Pictures stay out of the copy; output exactly the lines from the one containing "Extract the structured" through the end of the material.

Data for analysis |
--- START ---

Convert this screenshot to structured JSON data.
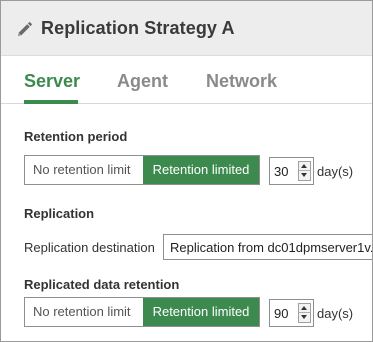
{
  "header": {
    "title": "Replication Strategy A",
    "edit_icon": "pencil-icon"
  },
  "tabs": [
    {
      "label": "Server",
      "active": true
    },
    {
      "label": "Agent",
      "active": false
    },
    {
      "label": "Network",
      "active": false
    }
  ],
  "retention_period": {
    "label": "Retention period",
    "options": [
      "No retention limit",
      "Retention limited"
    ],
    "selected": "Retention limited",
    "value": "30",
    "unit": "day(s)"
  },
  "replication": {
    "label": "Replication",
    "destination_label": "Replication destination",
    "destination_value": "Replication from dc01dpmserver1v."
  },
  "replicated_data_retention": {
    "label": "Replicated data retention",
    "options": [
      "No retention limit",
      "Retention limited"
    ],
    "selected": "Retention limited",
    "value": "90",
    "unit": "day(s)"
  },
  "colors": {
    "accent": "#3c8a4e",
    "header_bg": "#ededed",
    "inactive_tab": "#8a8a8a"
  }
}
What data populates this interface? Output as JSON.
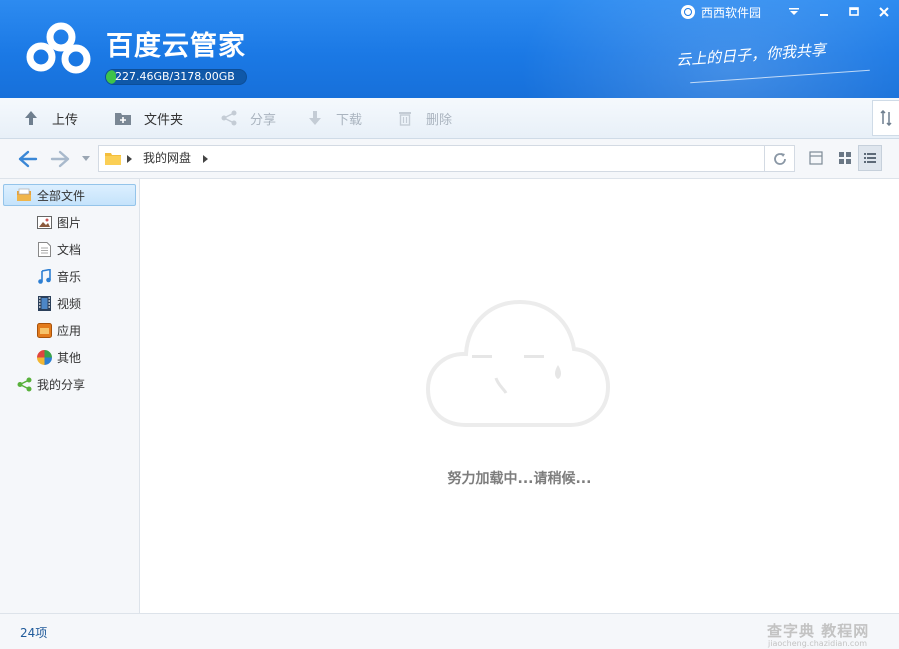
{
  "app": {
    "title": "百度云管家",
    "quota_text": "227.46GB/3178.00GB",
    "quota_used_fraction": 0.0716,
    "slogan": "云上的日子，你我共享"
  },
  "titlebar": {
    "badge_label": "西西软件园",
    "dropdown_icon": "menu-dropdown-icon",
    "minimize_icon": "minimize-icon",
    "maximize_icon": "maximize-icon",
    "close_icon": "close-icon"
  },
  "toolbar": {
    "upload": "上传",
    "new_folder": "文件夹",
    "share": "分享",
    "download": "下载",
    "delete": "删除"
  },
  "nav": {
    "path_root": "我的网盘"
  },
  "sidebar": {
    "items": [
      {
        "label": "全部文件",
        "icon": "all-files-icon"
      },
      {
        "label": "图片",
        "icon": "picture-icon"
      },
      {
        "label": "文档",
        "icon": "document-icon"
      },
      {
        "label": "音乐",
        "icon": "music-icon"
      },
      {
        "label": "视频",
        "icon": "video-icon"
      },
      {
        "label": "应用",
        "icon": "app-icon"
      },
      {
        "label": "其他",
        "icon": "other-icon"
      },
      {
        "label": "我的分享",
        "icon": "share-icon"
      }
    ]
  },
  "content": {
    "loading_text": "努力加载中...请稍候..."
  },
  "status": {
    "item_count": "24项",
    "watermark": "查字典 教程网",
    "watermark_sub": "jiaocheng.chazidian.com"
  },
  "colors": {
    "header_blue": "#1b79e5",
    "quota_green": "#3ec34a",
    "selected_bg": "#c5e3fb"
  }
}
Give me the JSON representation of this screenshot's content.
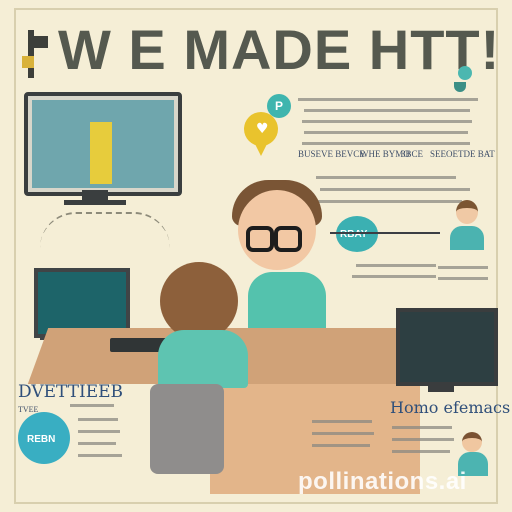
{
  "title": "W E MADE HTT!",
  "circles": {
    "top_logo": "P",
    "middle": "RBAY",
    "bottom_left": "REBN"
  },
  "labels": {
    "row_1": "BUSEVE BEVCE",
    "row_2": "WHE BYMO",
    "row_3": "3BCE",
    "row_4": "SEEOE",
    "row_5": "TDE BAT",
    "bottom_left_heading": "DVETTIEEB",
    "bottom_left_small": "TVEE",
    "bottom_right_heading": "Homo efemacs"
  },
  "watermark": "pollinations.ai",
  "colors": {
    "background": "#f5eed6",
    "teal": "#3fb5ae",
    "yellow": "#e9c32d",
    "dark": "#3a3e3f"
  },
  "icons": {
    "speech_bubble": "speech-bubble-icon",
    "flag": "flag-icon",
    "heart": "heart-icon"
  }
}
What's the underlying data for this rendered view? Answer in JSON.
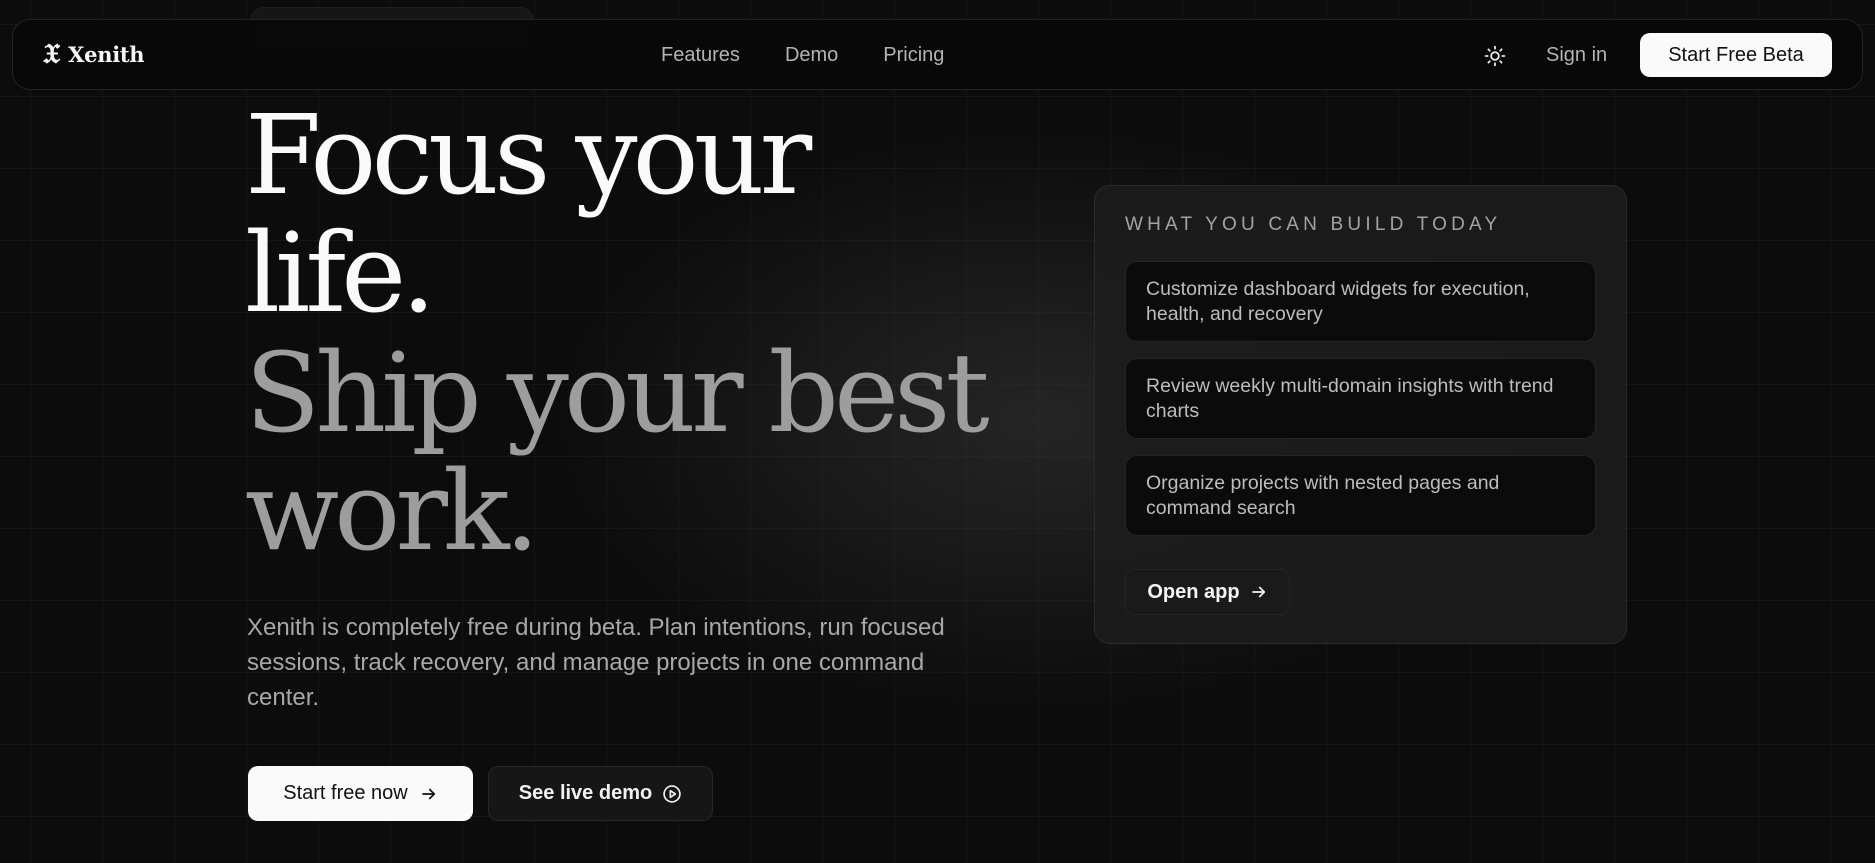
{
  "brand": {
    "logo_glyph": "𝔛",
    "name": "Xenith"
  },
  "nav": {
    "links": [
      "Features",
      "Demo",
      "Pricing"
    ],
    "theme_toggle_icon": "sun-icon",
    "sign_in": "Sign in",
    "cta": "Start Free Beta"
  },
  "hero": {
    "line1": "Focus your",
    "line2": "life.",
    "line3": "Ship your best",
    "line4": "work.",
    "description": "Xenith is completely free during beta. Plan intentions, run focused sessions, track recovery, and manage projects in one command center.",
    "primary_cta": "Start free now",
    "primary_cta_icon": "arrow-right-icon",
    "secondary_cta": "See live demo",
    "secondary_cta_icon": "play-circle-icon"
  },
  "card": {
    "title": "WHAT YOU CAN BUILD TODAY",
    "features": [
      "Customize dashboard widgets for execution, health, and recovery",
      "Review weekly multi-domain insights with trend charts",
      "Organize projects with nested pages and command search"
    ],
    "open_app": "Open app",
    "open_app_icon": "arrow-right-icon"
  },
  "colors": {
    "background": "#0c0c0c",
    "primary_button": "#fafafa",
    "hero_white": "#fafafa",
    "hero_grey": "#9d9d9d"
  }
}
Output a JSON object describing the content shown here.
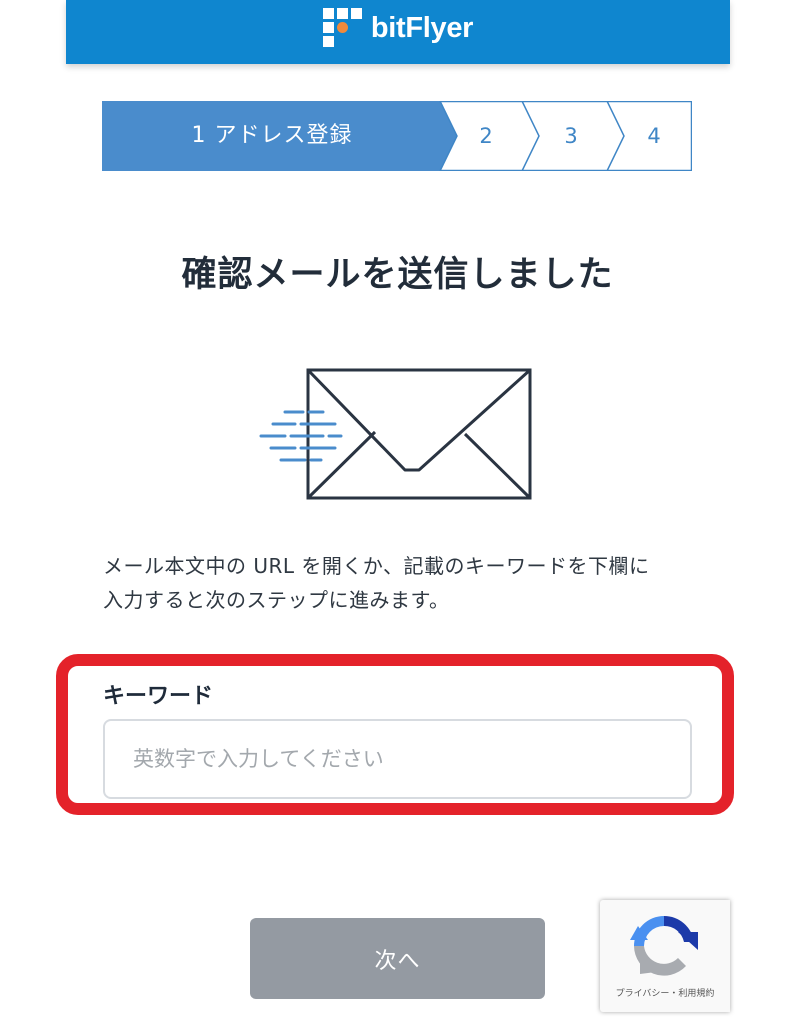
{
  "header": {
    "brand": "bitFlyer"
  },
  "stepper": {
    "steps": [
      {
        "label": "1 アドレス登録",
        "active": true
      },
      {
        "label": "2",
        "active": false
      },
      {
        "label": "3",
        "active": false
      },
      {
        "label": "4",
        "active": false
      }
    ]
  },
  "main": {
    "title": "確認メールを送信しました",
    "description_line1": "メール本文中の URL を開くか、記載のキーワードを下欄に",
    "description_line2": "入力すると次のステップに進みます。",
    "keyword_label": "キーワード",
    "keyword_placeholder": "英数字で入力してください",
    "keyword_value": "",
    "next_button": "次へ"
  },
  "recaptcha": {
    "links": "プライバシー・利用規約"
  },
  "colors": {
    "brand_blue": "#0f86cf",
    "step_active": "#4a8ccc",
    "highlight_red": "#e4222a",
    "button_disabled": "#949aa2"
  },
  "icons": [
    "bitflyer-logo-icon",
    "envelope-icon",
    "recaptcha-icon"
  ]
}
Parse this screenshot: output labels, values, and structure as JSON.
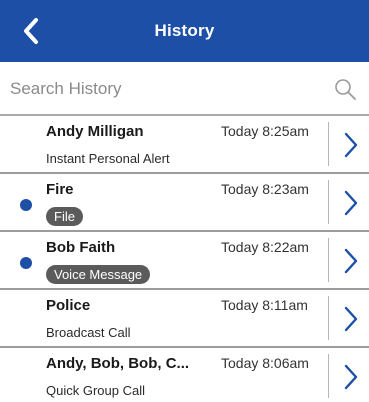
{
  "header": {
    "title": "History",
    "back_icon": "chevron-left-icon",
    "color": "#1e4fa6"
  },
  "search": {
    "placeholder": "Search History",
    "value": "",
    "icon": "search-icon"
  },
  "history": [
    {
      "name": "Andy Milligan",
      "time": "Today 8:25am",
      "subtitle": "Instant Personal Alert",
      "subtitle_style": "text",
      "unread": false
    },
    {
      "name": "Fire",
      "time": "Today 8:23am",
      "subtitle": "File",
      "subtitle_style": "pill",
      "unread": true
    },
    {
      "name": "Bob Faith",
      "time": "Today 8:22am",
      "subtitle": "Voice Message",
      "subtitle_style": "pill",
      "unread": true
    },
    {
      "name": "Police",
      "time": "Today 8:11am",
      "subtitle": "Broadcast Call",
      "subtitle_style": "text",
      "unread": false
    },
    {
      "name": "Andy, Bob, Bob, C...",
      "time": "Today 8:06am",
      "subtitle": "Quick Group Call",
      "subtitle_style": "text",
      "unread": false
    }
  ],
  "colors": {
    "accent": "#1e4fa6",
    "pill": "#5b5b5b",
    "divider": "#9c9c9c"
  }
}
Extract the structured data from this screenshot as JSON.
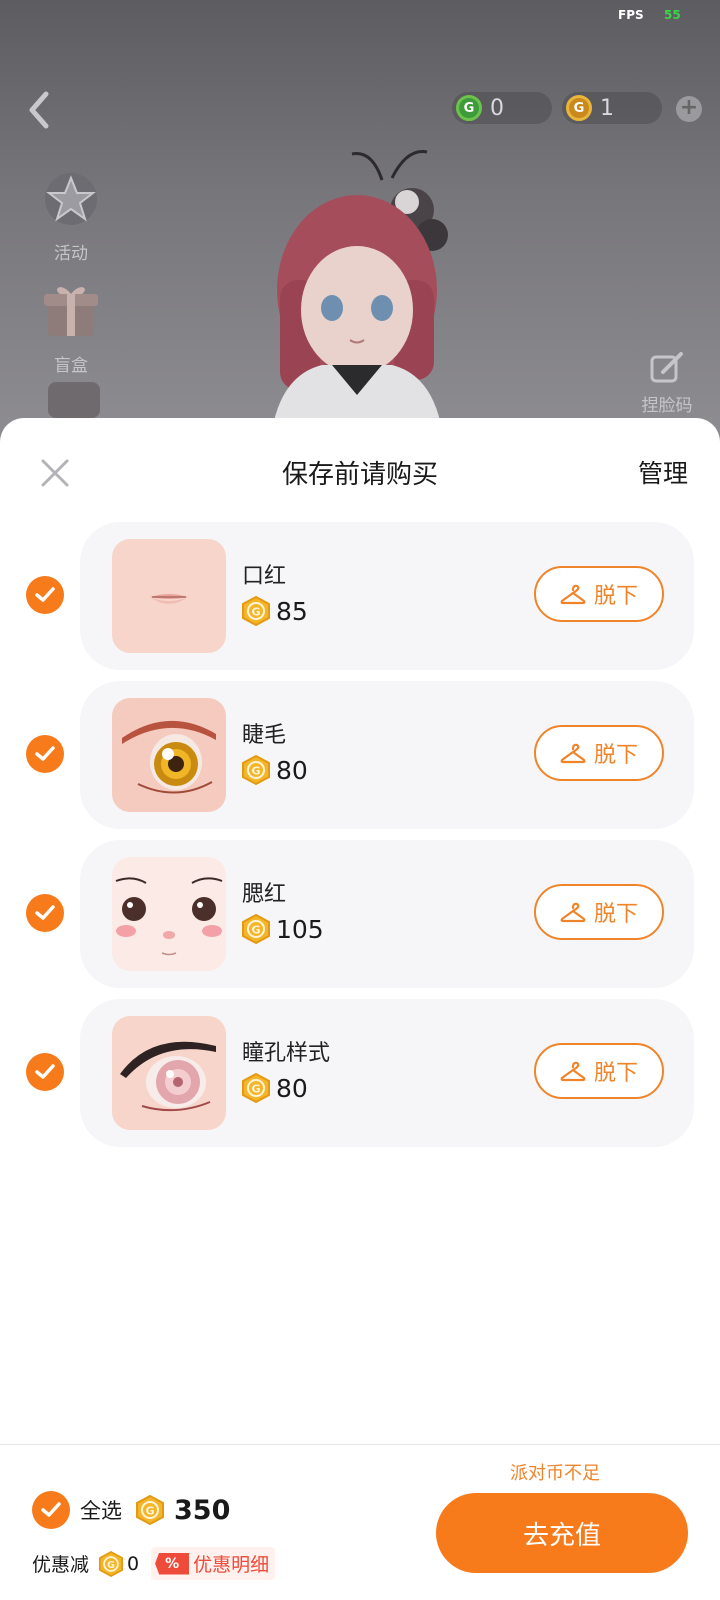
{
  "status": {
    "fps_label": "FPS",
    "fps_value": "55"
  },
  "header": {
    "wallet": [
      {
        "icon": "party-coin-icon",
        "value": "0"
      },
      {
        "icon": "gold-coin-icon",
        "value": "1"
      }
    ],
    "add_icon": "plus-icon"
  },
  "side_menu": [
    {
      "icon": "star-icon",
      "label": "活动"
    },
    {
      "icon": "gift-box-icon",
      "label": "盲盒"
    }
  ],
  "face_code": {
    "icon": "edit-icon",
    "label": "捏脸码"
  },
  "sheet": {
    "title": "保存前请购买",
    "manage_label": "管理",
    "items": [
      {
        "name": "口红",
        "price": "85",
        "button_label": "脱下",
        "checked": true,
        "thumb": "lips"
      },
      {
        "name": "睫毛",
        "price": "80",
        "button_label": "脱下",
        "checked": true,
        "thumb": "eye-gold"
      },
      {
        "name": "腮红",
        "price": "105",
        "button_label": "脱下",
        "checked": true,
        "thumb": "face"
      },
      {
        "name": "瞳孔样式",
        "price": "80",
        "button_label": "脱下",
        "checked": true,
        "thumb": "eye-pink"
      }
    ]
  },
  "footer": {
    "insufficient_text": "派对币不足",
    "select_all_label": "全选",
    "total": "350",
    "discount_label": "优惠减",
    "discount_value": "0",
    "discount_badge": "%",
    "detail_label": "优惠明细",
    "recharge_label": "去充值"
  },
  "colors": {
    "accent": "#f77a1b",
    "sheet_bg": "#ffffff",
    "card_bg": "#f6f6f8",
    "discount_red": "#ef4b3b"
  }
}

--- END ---

Solved exercise |
Extract the structured data from this screenshot as JSON.
{
  "status": {
    "fps_label": "FPS",
    "fps_value": "55"
  },
  "header": {
    "wallet": [
      {
        "icon": "party-coin-icon",
        "value": "0"
      },
      {
        "icon": "gold-coin-icon",
        "value": "1"
      }
    ],
    "add_icon": "plus-icon"
  },
  "side_menu": [
    {
      "icon": "star-icon",
      "label": "活动"
    },
    {
      "icon": "gift-box-icon",
      "label": "盲盒"
    }
  ],
  "face_code": {
    "icon": "edit-icon",
    "label": "捏脸码"
  },
  "sheet": {
    "title": "保存前请购买",
    "manage_label": "管理",
    "items": [
      {
        "name": "口红",
        "price": "85",
        "button_label": "脱下",
        "checked": true,
        "thumb": "lips"
      },
      {
        "name": "睫毛",
        "price": "80",
        "button_label": "脱下",
        "checked": true,
        "thumb": "eye-gold"
      },
      {
        "name": "腮红",
        "price": "105",
        "button_label": "脱下",
        "checked": true,
        "thumb": "face"
      },
      {
        "name": "瞳孔样式",
        "price": "80",
        "button_label": "脱下",
        "checked": true,
        "thumb": "eye-pink"
      }
    ]
  },
  "footer": {
    "insufficient_text": "派对币不足",
    "select_all_label": "全选",
    "total": "350",
    "discount_label": "优惠减",
    "discount_value": "0",
    "discount_badge": "%",
    "detail_label": "优惠明细",
    "recharge_label": "去充值"
  },
  "colors": {
    "accent": "#f77a1b",
    "sheet_bg": "#ffffff",
    "card_bg": "#f6f6f8",
    "discount_red": "#ef4b3b"
  }
}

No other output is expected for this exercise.